Marc’s recent Facebook group protest against Facebook’s use of the term “Social Ads” reminded me of my constant battle to retain clarity around the use of the term “social marketing.” I recently wrote about why naming is important for these fields as a guest blogger on the Influential Marketing Blog, while Rohit Bhargava was off becoming a daddy again.

Am I the only one who has the song Sussudio in their head now? O-so-so-socio!

(Will you ever forgive me?)

The Tip Jar – 11/26/07
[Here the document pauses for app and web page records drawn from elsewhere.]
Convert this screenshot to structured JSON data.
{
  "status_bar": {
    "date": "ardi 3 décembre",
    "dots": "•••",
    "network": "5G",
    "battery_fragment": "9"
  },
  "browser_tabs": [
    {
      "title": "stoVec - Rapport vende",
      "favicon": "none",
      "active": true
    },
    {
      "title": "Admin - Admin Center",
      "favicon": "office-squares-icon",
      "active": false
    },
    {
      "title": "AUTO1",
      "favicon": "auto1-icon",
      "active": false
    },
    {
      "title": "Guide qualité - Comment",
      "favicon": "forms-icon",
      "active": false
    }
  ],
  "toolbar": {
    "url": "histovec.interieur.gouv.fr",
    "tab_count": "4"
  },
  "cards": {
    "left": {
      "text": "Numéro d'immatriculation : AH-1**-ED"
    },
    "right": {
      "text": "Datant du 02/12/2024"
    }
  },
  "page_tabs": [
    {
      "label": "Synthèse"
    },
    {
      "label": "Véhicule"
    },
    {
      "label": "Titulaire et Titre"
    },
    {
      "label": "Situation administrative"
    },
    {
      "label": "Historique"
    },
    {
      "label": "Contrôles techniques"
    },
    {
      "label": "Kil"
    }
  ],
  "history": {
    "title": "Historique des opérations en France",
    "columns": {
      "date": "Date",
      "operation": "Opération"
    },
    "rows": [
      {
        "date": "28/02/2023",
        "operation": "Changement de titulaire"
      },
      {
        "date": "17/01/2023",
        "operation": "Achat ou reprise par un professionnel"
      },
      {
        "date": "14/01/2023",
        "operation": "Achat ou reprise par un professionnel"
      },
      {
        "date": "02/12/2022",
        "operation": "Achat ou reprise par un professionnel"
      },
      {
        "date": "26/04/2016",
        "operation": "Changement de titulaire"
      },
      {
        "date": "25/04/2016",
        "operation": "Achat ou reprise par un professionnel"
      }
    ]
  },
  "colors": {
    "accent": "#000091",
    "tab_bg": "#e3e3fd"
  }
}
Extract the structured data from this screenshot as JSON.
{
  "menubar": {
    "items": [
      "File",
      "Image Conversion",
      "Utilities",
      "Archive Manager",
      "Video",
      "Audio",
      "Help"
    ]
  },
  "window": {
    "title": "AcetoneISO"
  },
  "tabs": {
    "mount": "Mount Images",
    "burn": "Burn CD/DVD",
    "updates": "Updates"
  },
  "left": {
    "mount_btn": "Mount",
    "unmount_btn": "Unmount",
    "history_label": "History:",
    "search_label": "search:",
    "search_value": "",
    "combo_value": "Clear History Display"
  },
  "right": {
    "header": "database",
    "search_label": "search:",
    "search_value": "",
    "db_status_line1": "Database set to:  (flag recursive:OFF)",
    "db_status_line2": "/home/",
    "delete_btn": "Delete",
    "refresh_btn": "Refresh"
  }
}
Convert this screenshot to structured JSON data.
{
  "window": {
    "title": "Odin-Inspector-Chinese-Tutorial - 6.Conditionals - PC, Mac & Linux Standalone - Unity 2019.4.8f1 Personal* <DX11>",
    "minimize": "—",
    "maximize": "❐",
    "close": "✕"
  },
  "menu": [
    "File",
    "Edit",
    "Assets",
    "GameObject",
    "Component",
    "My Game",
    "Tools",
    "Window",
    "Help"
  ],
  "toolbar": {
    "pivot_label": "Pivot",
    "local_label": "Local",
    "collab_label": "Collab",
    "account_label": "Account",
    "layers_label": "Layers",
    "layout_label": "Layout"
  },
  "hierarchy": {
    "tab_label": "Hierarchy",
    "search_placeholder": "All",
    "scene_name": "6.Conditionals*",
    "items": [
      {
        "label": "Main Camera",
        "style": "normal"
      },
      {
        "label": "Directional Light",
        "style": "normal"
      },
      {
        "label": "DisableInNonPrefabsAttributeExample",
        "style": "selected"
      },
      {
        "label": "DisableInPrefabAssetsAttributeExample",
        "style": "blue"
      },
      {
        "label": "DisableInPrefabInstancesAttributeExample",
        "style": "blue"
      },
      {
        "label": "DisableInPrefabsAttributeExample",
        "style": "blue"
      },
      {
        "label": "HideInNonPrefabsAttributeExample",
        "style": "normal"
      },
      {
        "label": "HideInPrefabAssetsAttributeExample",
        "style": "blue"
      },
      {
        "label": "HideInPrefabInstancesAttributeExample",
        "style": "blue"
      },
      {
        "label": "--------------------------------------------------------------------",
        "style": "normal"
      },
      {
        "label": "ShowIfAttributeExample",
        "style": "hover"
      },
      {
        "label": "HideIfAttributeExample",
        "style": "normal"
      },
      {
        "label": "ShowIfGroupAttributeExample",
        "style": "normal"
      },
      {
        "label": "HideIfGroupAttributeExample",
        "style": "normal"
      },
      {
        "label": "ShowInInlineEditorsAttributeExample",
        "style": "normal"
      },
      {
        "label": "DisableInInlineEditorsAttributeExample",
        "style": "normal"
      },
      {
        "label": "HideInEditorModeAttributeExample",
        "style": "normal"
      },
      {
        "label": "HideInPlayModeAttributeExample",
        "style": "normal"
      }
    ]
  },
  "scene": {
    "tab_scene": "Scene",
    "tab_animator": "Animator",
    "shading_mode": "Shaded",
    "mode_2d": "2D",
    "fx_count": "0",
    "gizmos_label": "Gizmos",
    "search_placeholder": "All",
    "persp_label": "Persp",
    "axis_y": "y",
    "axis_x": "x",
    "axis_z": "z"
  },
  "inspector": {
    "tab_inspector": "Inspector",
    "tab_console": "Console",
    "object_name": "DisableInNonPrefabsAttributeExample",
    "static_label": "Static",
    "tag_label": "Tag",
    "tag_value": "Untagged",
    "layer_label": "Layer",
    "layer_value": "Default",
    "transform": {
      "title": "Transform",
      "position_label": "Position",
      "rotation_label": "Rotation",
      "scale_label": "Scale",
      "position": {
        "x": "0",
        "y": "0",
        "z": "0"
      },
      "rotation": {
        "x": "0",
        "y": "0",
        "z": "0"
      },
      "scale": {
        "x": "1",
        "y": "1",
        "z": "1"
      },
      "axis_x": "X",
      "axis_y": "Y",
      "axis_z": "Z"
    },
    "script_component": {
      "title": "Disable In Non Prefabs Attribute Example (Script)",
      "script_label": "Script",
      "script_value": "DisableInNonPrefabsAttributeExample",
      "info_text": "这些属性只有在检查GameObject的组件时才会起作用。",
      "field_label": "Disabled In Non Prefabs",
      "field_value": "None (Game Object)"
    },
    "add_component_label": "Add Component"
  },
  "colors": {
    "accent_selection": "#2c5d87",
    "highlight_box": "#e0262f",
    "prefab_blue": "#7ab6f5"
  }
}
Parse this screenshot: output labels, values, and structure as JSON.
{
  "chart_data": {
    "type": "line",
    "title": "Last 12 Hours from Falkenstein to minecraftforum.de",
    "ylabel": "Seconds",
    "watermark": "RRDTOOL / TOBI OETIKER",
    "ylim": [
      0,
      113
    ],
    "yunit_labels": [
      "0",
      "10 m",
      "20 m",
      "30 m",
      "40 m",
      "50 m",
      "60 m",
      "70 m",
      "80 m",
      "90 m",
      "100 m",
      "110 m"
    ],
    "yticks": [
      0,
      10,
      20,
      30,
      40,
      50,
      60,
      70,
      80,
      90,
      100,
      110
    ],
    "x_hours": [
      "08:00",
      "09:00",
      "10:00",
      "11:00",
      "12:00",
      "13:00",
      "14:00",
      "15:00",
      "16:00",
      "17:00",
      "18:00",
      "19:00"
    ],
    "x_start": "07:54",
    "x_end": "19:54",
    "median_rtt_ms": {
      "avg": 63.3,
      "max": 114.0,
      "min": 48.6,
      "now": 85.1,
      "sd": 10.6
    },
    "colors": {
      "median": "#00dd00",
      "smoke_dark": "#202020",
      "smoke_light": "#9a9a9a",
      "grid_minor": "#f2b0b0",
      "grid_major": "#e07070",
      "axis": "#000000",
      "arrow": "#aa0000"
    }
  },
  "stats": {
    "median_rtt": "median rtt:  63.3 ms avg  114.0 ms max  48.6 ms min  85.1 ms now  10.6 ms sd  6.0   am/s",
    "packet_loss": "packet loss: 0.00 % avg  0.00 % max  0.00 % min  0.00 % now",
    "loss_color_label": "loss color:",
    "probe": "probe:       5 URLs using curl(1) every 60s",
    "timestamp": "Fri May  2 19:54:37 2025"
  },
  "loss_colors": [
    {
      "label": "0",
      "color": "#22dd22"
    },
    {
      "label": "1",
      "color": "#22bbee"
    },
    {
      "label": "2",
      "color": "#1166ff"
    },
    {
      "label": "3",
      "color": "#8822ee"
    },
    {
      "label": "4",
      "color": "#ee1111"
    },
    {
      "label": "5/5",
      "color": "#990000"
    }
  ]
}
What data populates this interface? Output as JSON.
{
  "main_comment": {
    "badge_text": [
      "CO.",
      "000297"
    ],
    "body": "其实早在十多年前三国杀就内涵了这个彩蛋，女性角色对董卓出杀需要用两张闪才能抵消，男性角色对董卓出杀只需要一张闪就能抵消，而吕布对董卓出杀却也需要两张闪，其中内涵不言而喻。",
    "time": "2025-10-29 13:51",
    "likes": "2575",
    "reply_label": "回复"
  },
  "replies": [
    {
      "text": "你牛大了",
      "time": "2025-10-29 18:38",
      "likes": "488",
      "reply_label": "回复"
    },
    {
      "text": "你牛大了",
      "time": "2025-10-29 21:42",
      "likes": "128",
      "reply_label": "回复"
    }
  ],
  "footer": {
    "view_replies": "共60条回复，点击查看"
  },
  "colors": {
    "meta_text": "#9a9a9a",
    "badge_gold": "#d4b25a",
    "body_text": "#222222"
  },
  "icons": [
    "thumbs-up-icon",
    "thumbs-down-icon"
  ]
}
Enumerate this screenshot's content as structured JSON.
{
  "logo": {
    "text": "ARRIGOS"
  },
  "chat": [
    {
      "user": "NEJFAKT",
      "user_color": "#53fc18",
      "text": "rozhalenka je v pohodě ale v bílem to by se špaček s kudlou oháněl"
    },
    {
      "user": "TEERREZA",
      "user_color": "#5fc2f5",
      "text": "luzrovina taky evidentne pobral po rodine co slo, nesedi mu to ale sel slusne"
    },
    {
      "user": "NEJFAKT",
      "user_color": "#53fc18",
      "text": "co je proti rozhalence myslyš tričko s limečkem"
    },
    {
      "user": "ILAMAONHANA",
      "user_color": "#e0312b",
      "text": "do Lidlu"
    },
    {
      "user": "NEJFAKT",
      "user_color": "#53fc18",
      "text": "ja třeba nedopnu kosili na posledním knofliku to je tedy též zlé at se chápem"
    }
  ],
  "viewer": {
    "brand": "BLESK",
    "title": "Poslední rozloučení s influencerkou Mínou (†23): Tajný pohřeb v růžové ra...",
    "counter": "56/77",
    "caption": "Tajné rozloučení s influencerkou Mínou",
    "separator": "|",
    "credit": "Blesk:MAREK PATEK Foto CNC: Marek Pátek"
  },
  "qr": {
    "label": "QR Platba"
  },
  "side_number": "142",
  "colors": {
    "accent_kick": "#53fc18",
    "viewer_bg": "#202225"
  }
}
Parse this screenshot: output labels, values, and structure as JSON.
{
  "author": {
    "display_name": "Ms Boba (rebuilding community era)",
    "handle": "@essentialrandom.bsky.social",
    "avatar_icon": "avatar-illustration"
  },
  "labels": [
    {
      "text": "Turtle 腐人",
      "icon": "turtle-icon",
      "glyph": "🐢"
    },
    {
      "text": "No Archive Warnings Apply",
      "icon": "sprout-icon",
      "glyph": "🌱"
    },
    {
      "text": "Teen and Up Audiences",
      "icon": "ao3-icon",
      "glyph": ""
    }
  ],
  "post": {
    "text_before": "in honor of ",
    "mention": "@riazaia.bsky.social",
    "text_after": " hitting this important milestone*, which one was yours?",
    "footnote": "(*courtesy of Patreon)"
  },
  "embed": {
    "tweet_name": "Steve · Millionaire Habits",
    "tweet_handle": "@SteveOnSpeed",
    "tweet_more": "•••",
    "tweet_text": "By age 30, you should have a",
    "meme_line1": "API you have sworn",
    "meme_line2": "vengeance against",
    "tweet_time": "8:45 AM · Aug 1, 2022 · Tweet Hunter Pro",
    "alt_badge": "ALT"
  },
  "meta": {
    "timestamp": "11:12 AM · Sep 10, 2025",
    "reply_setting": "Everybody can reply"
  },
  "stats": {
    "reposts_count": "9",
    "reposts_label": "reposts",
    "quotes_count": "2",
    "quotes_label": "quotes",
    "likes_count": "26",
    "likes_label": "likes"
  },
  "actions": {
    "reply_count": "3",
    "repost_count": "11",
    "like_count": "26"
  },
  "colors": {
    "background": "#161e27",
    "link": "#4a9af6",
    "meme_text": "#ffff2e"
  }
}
After about 2 months of not posting a Tip Jar roundup (less blogging=more sleep, which I’ve decided is healthier than less sleep), I’ve saved up enough links to fill a barrel. I’ll try not to overwhelm you with them, and have selected only the finest of the lot. Before I let them sit around long enough to age in the barrel, I’m going to get this first batch out and try to post more very soon (it’s already been a week since I started writing this post).

  • If you have a great idea for spurring positive social change, consider applying for the Echoing Green fellowship, which provides up to $90,000 of seed money and technical support to make the vision a reality. But don’t wait too long to act — the applications for the 2008 program are due December 3rd.
  • Nora Barnes and Eric Mattson at U Mass Dartmouth surveyed the 200 largest nonprofits and found that they are adopting social media at a much faster pace than the business world, with 75 percent using some form of social media like blogs, social networking sites, podcasts, wikis or other formats. Makes a lot of sense, given that these tools are mostly free or low-cost, and yet so effective.
  • Via Beth, I found out about the Advocacy Progress Planner, a click-and-go tool to create a logic model to plan policy-focused advocacy campaigns. I would love to see something like this for social marketing programs, but our issues and strategies are not that simple and straightforward. At least, a well-designed social marketing program based on research with the target audience could not just click a few choices and be ready to go. The model is quite appealing though — perhaps it could be used for preliminary planning.
  • It’s always nice to hear or read stories about how a social marketing campaign saved someone’s life. And this British Heart Foundation ad is credited with saving at least nine or ten other people as well. Of course, every life saved is worth more than the cost of the campaign, but just remember that anecdotes are not necessarily proof of effectiveness.
  • I guess this is one way to make sure that your country is full of only fit people. Not a very nice or intelligent way, but a way nonetheless.
  • Download an interesting ChangeThis Manifesto called Change the Way You Change the World, which talks about what nonprofits can do to achieve wide-scale social change. It’s written by Leslie Crutchfield and Heather Grant McLeod, authors of Forces for Good.

More soon, I hope…

Photo Credit: ltflux

A Social Marketing Book Club!

Consummate bookworm CK has announced the next round of the Marketing Profs Book Club, and the featured book is one of my favorites for nonprofits who want to do social marketing — Robin Hood Marketing by Katya Andresen.

You might remember that I did a review of the book last year and thought it was a great guide to developing a marketing mindset in your nonprofit communications. For more on the book, read CK’s interview with Katya. I’m looking forward to many stimulating online discussions at the Book Club, which will start November 13. Sign up by October 12 to be part of the Book Club, and you will be entered to win one of 50 free copies of Robin Hood Marketing!

I was honored to be asked by CK to put together a short introduction to social marketing as a bonus to be offered to all Book Club participants. This free eBook, Social Marketing at Your Fingertips: A Quick Guide to Changing the World, is now available for download. It briefly explains what social marketing is and isn’t, outlines the social marketing mix, offers an abridged review of Robin Hood Marketing, and provides a list of resources for more information. I hope you find it helpful!